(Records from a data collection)

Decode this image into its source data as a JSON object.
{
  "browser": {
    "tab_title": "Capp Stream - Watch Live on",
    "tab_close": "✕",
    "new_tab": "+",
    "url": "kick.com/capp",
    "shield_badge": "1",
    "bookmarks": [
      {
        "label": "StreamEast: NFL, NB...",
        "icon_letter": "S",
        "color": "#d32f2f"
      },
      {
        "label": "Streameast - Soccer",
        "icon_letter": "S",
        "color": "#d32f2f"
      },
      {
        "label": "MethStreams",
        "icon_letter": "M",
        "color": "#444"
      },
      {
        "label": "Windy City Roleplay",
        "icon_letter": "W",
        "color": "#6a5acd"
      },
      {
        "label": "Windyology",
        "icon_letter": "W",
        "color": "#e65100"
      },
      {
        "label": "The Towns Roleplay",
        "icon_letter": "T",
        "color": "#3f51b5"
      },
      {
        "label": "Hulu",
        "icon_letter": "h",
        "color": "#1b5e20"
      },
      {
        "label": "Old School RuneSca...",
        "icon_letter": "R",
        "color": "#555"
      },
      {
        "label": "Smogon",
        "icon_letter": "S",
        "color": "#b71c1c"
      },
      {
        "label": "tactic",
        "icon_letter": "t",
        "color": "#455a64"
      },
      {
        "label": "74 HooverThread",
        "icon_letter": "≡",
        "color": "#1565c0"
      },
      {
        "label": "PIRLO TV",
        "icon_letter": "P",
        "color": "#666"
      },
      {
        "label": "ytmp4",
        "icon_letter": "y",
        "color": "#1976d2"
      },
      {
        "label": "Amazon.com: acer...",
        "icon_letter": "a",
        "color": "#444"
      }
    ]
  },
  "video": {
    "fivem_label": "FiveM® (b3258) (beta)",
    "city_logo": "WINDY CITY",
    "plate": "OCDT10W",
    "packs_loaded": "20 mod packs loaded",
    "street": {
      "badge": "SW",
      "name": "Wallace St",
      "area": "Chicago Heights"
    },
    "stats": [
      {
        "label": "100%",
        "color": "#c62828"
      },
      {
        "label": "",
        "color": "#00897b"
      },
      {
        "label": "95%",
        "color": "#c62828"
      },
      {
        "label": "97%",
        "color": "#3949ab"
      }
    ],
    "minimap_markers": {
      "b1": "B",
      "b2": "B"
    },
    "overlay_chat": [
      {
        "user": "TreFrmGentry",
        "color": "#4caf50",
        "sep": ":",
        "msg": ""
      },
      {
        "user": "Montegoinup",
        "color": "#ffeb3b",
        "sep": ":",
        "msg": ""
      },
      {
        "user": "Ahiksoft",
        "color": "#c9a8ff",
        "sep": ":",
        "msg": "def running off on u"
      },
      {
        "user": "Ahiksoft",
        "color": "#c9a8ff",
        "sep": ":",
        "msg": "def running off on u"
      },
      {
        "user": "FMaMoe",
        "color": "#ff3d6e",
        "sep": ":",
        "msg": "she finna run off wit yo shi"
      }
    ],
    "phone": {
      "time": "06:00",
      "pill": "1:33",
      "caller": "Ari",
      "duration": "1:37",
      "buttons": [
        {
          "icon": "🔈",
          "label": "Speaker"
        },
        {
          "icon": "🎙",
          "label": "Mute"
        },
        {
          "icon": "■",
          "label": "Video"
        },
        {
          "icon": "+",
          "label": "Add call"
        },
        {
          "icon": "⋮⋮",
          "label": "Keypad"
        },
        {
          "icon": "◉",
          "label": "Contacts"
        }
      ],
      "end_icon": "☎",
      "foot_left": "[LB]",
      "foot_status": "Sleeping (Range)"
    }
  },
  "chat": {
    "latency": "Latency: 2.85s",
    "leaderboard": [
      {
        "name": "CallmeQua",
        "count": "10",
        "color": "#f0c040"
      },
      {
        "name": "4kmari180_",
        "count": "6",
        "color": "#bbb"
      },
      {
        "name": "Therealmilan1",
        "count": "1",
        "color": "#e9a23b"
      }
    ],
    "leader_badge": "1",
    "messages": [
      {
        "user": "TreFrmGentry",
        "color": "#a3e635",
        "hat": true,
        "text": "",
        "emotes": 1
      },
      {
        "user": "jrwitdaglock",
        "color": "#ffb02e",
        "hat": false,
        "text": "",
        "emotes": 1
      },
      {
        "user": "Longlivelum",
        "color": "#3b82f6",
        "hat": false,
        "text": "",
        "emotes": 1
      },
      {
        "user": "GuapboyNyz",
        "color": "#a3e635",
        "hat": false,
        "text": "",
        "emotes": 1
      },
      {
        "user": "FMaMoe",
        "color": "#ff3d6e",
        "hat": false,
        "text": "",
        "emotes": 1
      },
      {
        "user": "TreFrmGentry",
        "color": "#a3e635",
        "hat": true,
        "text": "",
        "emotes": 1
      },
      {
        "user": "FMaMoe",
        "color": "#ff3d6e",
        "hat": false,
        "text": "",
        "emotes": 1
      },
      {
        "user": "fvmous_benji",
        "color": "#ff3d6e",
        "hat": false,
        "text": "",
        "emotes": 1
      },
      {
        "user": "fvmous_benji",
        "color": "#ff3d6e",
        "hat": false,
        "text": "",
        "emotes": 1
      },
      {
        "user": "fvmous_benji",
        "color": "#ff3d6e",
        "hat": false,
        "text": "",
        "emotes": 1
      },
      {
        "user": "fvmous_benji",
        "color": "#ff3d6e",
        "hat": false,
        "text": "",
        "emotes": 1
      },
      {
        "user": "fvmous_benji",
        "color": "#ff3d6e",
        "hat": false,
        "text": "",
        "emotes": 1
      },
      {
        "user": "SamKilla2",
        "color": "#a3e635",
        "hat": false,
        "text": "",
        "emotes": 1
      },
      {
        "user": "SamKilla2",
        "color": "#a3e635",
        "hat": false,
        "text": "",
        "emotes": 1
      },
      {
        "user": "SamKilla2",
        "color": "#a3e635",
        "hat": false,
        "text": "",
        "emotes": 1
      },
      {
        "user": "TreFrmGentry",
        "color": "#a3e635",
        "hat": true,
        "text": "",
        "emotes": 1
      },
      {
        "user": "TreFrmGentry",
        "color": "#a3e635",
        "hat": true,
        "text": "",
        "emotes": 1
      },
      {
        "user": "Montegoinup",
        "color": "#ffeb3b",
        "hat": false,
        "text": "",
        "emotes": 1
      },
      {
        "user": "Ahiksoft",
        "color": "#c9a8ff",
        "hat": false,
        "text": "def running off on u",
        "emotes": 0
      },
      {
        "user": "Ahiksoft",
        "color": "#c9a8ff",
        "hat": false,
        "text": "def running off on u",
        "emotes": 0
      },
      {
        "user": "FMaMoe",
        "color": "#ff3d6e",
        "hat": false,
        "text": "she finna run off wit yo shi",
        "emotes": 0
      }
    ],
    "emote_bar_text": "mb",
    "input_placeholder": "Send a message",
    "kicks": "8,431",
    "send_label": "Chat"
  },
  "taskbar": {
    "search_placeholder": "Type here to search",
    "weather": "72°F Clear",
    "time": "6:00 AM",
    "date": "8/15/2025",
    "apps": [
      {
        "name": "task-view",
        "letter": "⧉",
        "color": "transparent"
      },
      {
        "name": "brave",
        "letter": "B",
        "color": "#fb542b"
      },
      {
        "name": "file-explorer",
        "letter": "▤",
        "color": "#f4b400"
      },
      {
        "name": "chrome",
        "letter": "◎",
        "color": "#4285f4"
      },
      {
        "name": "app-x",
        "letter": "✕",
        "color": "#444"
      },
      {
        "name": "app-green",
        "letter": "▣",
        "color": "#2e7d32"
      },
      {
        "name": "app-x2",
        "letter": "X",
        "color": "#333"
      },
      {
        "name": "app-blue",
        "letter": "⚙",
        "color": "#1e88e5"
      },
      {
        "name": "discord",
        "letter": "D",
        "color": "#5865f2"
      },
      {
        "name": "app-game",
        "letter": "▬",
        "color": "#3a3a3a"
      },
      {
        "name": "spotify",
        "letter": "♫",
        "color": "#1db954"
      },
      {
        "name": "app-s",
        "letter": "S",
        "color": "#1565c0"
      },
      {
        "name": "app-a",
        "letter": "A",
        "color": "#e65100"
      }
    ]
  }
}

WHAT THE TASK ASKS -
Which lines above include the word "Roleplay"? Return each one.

TASK RESULT -
        "label": "Windy City Roleplay",
        "label": "The Towns Roleplay",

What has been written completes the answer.